=== REQUIRED ACTION ===
Your result should be the lines holding the word "Neon", copied from the entries below.

=== SOURCE MATERIAL ===
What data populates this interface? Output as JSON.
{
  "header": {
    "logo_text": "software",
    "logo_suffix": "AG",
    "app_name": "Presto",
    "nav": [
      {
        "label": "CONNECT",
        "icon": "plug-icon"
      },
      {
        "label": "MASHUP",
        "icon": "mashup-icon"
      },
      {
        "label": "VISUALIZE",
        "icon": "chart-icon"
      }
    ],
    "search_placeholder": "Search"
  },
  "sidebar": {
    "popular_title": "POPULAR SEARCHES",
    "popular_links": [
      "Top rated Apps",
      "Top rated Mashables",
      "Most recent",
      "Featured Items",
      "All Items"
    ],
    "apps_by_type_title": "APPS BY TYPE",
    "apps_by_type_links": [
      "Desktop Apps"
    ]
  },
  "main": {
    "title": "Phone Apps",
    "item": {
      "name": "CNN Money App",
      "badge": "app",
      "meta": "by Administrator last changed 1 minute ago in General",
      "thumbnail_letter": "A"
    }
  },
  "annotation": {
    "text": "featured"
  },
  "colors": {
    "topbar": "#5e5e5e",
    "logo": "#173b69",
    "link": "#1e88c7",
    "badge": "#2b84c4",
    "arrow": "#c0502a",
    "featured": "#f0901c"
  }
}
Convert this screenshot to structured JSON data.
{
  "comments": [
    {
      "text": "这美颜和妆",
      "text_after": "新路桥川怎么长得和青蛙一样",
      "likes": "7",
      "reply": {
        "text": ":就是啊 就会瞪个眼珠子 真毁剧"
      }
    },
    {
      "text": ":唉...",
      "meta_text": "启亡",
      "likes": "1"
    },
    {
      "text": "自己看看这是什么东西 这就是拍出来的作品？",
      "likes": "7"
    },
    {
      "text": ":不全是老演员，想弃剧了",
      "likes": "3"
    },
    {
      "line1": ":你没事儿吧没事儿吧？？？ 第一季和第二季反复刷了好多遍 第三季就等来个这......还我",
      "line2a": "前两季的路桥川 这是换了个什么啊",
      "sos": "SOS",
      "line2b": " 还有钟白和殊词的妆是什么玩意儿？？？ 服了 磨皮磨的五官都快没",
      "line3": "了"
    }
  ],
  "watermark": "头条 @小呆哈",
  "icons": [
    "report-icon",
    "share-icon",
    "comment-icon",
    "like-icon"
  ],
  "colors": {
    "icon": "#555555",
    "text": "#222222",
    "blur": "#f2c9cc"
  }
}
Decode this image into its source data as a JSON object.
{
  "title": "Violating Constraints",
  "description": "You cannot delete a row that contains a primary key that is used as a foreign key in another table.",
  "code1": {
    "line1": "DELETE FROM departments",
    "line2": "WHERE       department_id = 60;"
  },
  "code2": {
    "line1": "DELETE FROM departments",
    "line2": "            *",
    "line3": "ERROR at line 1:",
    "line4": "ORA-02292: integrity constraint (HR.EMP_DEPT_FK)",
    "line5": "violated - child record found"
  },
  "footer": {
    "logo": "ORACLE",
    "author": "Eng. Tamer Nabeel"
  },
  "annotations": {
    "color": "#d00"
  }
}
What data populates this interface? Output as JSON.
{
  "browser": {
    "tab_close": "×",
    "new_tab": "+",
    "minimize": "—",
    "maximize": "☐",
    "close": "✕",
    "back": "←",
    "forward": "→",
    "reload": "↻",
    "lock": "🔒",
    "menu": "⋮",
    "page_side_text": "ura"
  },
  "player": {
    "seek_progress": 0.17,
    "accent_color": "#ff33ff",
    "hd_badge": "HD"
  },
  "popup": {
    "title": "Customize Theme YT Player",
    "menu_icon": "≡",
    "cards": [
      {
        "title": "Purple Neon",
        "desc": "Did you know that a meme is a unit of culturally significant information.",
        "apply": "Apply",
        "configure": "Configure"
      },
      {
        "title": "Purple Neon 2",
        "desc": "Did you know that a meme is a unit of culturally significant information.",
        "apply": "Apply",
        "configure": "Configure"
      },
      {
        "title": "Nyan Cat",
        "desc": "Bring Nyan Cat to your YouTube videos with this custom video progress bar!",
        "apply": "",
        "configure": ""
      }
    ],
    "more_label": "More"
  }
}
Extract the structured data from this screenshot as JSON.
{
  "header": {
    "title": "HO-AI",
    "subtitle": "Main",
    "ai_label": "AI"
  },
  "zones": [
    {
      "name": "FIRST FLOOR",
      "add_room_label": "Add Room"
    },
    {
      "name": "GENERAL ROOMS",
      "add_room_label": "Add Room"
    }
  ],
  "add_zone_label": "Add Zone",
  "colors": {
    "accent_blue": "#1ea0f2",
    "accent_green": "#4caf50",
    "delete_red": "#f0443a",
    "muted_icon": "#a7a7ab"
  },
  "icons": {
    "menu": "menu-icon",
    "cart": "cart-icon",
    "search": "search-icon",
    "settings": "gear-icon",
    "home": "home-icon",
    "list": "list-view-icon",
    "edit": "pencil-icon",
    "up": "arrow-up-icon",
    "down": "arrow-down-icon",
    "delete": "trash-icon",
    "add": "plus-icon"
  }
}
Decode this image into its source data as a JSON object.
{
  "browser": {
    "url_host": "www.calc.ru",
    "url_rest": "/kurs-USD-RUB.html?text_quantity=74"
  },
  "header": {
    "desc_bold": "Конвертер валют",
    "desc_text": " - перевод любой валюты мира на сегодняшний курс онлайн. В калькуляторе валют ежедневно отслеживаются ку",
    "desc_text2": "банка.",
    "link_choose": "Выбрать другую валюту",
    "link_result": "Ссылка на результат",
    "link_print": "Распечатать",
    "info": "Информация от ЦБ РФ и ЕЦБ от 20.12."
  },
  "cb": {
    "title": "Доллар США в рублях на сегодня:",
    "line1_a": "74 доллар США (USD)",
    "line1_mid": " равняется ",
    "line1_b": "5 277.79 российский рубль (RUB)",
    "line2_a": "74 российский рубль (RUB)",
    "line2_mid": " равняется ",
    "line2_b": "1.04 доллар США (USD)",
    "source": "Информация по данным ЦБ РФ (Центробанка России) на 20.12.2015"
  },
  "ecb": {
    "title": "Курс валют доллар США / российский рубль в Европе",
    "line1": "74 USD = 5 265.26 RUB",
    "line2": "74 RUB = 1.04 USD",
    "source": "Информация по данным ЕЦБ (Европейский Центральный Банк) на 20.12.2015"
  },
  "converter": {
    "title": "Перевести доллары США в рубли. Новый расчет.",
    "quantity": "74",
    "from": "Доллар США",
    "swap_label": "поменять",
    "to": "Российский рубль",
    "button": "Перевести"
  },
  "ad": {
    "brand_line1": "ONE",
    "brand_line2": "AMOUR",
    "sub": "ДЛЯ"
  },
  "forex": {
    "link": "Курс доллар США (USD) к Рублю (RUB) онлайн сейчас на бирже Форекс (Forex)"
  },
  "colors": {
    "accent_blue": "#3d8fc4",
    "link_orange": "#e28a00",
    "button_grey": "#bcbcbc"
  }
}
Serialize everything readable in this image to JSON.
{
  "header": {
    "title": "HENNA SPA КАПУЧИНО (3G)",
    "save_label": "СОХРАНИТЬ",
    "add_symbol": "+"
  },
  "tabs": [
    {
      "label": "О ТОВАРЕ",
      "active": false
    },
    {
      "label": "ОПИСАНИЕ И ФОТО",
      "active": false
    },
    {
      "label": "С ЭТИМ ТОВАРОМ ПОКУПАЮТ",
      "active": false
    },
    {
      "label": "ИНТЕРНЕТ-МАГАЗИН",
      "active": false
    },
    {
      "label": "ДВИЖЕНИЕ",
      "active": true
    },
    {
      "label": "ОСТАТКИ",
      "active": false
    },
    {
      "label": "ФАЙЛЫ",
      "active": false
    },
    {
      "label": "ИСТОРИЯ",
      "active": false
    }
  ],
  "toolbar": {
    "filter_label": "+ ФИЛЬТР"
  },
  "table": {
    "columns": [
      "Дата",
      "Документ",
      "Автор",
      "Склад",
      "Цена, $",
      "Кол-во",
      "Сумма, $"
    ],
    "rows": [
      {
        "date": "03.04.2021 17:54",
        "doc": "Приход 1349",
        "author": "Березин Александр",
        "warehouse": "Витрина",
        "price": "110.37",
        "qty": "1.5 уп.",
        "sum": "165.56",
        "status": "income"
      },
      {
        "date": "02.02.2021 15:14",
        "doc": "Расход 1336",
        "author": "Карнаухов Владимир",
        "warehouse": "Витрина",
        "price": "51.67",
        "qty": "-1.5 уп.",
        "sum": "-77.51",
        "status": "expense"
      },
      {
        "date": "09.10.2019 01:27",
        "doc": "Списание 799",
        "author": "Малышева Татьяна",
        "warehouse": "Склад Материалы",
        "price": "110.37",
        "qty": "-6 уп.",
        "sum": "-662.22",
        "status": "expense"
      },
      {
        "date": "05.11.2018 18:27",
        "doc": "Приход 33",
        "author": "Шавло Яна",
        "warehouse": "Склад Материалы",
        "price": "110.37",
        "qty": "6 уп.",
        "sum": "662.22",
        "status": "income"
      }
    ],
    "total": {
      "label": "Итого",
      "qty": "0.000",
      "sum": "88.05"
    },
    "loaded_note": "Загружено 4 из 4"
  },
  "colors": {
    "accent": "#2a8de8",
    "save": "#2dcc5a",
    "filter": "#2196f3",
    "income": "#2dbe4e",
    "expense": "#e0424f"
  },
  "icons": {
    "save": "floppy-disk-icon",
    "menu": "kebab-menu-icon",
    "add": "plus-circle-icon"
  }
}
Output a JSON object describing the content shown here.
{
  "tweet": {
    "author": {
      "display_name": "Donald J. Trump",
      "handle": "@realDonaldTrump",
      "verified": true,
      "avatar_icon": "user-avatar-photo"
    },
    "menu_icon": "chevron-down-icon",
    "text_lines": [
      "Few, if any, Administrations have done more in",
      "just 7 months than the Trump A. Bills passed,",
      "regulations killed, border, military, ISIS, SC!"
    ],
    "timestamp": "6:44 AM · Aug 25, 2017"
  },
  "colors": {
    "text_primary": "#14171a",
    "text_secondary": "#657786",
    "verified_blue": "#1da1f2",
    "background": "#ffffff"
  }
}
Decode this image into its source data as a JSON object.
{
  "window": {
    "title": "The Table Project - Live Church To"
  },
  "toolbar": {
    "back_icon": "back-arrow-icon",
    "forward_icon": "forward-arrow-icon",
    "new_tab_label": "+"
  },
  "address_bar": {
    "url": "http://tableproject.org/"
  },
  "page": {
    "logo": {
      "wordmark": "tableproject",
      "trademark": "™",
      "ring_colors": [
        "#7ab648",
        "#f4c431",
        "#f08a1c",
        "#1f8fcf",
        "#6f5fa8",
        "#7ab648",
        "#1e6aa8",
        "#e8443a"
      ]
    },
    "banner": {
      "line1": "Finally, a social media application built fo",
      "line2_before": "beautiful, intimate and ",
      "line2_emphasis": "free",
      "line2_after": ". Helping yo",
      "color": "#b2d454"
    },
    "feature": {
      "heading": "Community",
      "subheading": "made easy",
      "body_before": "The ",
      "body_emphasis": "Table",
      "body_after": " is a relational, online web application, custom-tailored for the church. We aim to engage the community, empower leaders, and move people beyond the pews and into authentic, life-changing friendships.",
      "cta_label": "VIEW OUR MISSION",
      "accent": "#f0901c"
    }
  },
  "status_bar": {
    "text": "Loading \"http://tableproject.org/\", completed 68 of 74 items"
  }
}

=== WRITTEN ANSWER ===
        "title": "Purple Neon",
        "title": "Purple Neon 2",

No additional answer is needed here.